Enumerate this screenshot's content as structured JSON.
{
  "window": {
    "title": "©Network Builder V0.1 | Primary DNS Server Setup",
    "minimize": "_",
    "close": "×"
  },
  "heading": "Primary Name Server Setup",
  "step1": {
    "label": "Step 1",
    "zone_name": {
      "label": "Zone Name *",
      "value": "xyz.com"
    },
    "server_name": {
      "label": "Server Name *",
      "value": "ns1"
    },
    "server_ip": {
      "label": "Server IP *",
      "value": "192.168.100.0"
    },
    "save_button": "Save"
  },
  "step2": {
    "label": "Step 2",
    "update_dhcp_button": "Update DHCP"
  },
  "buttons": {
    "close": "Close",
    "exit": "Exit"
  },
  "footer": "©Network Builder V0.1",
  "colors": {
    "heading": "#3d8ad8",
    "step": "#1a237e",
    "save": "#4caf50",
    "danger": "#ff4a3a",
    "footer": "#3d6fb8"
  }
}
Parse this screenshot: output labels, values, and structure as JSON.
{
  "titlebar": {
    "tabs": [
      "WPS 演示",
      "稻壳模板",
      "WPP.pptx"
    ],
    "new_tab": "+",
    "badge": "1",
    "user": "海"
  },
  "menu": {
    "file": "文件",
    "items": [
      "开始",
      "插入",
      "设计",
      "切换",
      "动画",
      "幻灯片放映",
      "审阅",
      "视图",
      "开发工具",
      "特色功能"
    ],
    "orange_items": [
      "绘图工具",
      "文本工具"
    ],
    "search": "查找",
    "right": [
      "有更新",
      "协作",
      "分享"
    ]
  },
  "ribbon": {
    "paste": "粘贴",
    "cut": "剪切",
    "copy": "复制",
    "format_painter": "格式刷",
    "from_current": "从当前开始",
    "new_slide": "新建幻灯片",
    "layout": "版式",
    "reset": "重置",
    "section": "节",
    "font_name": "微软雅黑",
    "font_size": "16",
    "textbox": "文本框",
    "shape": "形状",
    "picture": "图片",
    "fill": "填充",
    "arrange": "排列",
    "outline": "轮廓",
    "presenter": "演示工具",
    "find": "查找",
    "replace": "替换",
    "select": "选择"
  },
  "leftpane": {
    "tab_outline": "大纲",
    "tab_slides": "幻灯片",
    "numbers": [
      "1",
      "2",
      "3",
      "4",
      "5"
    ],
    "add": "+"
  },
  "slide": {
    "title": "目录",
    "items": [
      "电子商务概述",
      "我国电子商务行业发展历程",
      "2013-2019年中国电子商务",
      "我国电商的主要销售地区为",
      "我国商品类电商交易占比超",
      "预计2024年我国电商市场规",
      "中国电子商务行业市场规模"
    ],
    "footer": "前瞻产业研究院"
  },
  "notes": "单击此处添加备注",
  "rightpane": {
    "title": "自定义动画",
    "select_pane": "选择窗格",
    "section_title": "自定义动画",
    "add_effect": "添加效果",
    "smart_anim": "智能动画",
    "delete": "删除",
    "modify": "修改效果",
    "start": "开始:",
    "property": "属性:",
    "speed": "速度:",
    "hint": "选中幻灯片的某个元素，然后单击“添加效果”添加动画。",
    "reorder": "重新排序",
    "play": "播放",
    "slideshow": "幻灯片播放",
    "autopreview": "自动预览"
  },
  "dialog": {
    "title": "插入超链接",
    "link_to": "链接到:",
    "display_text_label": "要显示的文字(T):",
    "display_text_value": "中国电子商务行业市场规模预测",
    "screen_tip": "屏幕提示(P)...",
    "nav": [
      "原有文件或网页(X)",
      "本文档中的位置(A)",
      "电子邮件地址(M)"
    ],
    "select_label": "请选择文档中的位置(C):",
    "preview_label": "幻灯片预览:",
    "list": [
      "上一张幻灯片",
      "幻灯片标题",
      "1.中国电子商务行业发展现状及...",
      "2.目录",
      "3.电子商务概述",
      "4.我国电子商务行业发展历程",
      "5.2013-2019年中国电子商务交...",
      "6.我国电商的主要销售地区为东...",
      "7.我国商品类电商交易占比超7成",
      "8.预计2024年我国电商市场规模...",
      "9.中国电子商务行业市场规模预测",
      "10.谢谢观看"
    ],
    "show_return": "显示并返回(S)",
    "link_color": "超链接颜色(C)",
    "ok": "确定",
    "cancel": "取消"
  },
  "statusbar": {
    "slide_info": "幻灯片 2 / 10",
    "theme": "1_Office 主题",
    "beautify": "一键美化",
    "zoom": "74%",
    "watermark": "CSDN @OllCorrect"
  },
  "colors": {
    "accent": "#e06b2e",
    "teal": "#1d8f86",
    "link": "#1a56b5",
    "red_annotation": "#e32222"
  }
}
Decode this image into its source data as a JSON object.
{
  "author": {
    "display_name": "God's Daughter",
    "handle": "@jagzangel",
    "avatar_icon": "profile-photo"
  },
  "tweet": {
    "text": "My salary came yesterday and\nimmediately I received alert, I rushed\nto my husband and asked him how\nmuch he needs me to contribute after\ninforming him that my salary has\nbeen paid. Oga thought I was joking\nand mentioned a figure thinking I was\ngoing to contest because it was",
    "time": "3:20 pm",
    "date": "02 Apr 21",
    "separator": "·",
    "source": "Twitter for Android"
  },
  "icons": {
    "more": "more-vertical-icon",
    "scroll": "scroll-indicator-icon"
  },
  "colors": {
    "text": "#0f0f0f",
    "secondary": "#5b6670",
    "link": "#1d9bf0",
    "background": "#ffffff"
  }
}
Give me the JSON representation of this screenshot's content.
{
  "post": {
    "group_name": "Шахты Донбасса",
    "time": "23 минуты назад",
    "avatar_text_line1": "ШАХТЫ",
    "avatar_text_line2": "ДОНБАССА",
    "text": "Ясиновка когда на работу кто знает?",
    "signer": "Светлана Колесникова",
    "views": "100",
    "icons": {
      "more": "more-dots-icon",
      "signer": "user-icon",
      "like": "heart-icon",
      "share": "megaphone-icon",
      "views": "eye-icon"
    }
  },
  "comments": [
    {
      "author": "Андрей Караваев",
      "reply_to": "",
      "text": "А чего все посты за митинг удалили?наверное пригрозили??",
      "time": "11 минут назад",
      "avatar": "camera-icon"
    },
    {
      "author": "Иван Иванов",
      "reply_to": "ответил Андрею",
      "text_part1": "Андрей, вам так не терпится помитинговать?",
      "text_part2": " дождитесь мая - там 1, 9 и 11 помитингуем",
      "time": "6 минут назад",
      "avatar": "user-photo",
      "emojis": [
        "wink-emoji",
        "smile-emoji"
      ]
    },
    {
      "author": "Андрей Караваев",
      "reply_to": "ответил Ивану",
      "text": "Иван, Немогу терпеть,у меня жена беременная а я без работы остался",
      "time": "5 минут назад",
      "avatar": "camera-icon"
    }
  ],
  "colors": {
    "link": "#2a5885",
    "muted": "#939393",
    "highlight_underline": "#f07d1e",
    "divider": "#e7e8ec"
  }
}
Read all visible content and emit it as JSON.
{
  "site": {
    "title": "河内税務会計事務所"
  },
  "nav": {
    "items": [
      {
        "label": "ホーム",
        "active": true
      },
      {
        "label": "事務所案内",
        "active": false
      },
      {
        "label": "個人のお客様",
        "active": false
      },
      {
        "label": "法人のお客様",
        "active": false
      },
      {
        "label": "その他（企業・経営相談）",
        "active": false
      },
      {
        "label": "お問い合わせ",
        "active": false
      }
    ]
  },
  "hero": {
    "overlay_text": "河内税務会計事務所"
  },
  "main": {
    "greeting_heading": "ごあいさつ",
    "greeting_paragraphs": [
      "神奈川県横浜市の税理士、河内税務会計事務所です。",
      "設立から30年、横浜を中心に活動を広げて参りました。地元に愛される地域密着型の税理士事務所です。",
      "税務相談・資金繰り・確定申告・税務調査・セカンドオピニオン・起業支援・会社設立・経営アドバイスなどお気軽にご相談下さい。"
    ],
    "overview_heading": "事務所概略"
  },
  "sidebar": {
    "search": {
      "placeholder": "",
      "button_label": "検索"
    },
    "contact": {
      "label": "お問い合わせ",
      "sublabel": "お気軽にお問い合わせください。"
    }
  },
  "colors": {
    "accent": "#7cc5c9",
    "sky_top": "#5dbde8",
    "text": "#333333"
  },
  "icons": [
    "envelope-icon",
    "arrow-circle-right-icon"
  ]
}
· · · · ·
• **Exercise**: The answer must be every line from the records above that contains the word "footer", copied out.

• **Output for this task**:
  "footer": "©Network Builder V0.1",
    "footer": "#3d6fb8"
    "footer": "前瞻产业研究院"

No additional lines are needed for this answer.